It’s 10 PM. Do you know where your DNA is?
May. 16, 2023.
2 min. read Interactions
Human DNA can be found almost everywhere — raising ethical issues.
Probably not. Signs of human life can be found nearly everywhere, short of isolated islands and remote mountaintops, according to a new University of Florida study, noting that this is both a scientific boon and an ethical dilemma.
The UF researchers collected high-quality “environmental DNA” (eDNA) from footprints made by one of the researchers on an uninhabited island that was otherwise devoid of human DNA. Sequencing the DNA revealed identifiable information about the participant’s genome.
“Almost equivalent to if you took a sample from a person”
The DNA was of such high quality that the scientists could identify mutations associated with disease and determine the genetic ancestry of nearby populations. They could even match genetic information to individual participants who had volunteered to have their errant DNA recovered.
“We’ve been consistently surprised throughout this project at how much human DNA we find and the quality of that DNA,” said David J. Duffy, Department of Biology, College of Liberal Arts and Sciences, University of Florida. “In most cases, the quality is almost equivalent to if you took a sample from a person.”
Even in the ocean and rivers
The team found quality human DNA in the ocean and rivers surrounding the Whitney Lab, both near town and far from human settlement, as well as in sand from isolated beaches.
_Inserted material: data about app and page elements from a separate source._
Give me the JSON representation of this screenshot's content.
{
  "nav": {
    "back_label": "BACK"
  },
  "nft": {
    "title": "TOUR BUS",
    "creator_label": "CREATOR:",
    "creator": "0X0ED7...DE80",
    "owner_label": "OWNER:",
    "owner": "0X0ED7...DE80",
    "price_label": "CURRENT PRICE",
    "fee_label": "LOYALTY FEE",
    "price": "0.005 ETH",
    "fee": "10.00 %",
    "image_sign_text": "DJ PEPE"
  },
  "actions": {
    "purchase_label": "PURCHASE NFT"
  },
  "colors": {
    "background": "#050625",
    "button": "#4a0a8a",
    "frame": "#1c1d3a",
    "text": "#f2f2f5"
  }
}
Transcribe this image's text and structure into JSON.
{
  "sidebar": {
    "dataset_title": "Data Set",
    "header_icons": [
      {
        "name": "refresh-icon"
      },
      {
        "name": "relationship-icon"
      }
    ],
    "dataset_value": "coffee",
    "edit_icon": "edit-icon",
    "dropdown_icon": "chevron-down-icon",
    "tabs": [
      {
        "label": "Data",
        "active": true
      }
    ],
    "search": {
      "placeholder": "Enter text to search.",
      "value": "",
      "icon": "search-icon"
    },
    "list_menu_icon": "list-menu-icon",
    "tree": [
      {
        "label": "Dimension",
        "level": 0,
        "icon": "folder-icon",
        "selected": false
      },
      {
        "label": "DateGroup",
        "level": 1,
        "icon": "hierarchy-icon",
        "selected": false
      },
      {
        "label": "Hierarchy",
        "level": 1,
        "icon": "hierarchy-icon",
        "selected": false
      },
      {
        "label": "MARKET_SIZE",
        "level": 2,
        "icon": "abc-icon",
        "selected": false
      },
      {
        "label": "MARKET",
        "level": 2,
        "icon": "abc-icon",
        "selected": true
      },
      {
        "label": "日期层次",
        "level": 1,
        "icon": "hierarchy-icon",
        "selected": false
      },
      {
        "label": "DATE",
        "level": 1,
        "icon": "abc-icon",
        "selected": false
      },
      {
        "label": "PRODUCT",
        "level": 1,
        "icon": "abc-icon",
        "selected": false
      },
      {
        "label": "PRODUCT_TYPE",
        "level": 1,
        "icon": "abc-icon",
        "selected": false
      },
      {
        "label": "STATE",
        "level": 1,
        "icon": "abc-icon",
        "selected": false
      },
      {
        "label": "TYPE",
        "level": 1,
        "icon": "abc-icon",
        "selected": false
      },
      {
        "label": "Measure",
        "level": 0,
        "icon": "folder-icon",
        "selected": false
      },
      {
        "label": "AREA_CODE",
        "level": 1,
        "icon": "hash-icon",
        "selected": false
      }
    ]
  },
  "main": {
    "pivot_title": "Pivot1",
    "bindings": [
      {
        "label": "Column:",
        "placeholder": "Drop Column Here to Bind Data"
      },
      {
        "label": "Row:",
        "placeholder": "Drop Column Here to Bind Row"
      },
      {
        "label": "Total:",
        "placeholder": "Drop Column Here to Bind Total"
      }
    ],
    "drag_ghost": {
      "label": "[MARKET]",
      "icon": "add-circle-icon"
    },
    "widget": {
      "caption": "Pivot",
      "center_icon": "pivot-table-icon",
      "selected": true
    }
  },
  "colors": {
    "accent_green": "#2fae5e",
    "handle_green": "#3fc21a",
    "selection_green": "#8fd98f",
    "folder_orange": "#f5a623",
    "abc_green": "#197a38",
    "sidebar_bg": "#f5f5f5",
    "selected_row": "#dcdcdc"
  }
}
Duffy also tested the technique in his native Ireland. Tracing along a river that winds through town on its way to the ocean, Duffy found human DNA everywhere except the remote mountain stream where the river starts, far from civilization.
Because of the ability to potentially identify individuals, the researchers say ethical guardrails are necessary for this kind of research.
… and in the sky*
Citation: Whitmore, L., McCauley, M., Farrell, J. A., Stammnitz, M. R., Koda, S. A., Mashkour, N., Summers, V., Osborne, T., Whilde, J., & Duffy, D. J. (2023). Inadvertent human genomic bycatch and intentional capture raise beneficial applications and ethical concerns with environmental DNA. Nature Ecology & Evolution, 1-16. https://doi.org/10.1038/s41559-023-02056-2 (open-access).
*In a recent paper, Dr. Kimberly Metris, a faculty member at Clemson University and lead investigator, reports that eDNA also extends to the sky. Using a light aircraft with a sampling probe and high-throughput metagenomic sequencing, the researchers discovered widespread presence of allergens and pathogens, including bacteria eDNA, in the atmosphere, reaching 8,500 feet above the ground in the southeastern US.
Citation: Métris KL, Métris J. Aircraft surveys for air eDNA: probing biodiversity in the sky. PeerJ. 2023 Apr 14;11:e15171. doi: 10.7717/peerj.15171. PMID: 37077310; PMCID: PMC10108859. https://peerj.com/articles/15171 (open-access).